* _WHAT YOU WILL DO_
Take each line of the entries below that contains "Ctrl" and copy it.

* _TASK MATERIAL_
↓

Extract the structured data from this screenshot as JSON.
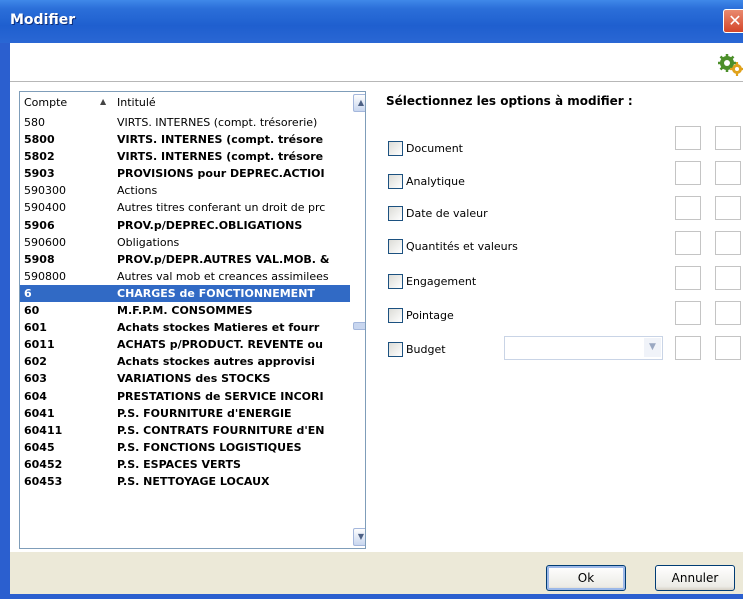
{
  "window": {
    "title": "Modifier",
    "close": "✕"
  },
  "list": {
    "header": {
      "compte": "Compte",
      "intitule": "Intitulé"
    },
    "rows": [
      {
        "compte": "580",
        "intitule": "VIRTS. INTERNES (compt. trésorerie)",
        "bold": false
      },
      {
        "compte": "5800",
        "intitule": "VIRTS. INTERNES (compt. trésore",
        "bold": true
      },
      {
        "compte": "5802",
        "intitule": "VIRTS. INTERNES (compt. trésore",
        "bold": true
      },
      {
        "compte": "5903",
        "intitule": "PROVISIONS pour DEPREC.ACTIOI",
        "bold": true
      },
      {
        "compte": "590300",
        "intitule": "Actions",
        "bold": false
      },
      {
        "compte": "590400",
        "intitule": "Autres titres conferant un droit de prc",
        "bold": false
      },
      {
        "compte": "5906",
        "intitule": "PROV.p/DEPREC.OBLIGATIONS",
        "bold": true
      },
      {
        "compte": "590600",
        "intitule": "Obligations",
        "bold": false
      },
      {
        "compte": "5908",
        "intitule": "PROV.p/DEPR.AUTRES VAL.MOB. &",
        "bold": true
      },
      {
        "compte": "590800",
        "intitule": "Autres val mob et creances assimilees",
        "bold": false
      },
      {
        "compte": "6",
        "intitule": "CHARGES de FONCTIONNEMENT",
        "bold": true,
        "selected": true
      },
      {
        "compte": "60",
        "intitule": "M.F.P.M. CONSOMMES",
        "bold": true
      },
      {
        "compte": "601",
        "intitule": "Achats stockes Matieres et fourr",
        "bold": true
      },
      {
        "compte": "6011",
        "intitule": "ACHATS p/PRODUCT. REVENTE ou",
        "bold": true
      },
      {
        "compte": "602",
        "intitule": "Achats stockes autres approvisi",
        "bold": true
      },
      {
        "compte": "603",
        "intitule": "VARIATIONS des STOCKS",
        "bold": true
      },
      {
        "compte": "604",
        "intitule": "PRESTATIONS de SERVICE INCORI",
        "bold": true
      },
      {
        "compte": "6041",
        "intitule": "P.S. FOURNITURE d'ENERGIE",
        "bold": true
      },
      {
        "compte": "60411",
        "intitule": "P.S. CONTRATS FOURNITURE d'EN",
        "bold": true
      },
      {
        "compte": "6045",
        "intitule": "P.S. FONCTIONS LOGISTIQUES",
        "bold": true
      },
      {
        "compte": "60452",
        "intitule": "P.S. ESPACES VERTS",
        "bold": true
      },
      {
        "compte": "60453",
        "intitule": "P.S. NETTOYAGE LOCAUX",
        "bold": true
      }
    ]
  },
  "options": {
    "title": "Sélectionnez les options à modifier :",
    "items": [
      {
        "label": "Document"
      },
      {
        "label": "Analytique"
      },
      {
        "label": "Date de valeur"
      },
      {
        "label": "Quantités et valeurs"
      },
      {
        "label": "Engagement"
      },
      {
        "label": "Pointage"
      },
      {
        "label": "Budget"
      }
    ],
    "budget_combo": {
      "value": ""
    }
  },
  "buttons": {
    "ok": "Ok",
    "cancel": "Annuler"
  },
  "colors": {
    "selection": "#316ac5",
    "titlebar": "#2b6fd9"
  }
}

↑
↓

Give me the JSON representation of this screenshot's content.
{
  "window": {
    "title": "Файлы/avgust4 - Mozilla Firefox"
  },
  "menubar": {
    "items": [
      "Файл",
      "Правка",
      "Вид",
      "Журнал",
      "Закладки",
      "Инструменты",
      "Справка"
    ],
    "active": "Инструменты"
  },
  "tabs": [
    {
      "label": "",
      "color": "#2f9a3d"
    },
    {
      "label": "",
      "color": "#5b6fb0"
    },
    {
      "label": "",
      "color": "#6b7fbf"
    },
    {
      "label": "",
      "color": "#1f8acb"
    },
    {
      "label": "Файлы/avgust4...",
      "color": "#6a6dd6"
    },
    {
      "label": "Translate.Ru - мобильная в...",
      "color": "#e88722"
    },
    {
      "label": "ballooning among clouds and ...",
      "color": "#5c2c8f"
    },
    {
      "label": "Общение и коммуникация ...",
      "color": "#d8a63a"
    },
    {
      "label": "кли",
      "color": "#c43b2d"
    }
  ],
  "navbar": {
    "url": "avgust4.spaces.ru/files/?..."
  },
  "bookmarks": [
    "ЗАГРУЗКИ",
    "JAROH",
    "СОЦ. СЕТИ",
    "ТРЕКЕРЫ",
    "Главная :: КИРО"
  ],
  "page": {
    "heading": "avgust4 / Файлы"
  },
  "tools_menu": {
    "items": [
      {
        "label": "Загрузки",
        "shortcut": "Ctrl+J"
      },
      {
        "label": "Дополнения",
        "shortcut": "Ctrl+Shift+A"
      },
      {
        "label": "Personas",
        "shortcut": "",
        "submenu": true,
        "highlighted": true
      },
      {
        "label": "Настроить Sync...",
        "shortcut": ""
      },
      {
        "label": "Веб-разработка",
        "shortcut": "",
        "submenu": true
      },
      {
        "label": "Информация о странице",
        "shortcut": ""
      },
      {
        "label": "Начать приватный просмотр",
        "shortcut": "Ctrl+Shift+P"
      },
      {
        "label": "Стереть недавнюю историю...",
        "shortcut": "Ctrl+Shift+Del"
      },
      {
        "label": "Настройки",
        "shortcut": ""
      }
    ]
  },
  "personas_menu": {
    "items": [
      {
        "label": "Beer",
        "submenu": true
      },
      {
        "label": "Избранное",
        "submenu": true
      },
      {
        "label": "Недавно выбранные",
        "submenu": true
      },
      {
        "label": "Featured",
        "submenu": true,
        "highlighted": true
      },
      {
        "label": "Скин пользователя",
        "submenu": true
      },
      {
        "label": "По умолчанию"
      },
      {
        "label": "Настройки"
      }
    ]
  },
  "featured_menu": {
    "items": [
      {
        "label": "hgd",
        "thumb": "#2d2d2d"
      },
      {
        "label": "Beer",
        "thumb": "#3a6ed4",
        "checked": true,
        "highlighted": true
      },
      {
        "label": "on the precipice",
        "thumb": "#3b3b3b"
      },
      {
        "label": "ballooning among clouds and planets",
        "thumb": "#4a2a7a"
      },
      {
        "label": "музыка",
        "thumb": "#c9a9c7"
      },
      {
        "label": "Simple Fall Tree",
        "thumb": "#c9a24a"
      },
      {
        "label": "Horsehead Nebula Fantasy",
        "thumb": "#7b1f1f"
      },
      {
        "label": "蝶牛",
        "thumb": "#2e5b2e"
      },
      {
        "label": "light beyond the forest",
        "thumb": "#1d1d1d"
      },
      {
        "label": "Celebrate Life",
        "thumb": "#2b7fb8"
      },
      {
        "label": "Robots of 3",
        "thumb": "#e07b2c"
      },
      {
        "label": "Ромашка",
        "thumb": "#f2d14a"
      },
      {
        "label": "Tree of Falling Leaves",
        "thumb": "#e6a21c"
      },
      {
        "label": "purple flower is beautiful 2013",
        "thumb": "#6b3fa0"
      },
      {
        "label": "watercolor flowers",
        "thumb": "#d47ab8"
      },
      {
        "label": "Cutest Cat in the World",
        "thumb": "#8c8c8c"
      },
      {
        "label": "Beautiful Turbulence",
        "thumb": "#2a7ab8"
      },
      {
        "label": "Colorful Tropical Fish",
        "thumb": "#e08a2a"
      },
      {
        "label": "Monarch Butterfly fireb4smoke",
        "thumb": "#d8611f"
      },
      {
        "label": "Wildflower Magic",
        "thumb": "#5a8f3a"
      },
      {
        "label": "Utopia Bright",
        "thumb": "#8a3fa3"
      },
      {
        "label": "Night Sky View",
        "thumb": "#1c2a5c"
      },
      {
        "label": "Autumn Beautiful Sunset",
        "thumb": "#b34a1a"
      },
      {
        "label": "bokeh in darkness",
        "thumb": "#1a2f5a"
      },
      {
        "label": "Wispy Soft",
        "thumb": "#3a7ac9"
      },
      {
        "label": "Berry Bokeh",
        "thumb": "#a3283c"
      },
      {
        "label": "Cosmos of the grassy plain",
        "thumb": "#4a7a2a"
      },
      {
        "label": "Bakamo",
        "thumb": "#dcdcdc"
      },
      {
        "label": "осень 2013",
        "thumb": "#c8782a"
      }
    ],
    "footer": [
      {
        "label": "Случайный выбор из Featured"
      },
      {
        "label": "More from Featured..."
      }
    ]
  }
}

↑

* _ANSWER TO THIS EXERCISE_
        "shortcut": "Ctrl+J"
        "shortcut": "Ctrl+Shift+A"
        "shortcut": "Ctrl+Shift+P"
        "shortcut": "Ctrl+Shift+Del"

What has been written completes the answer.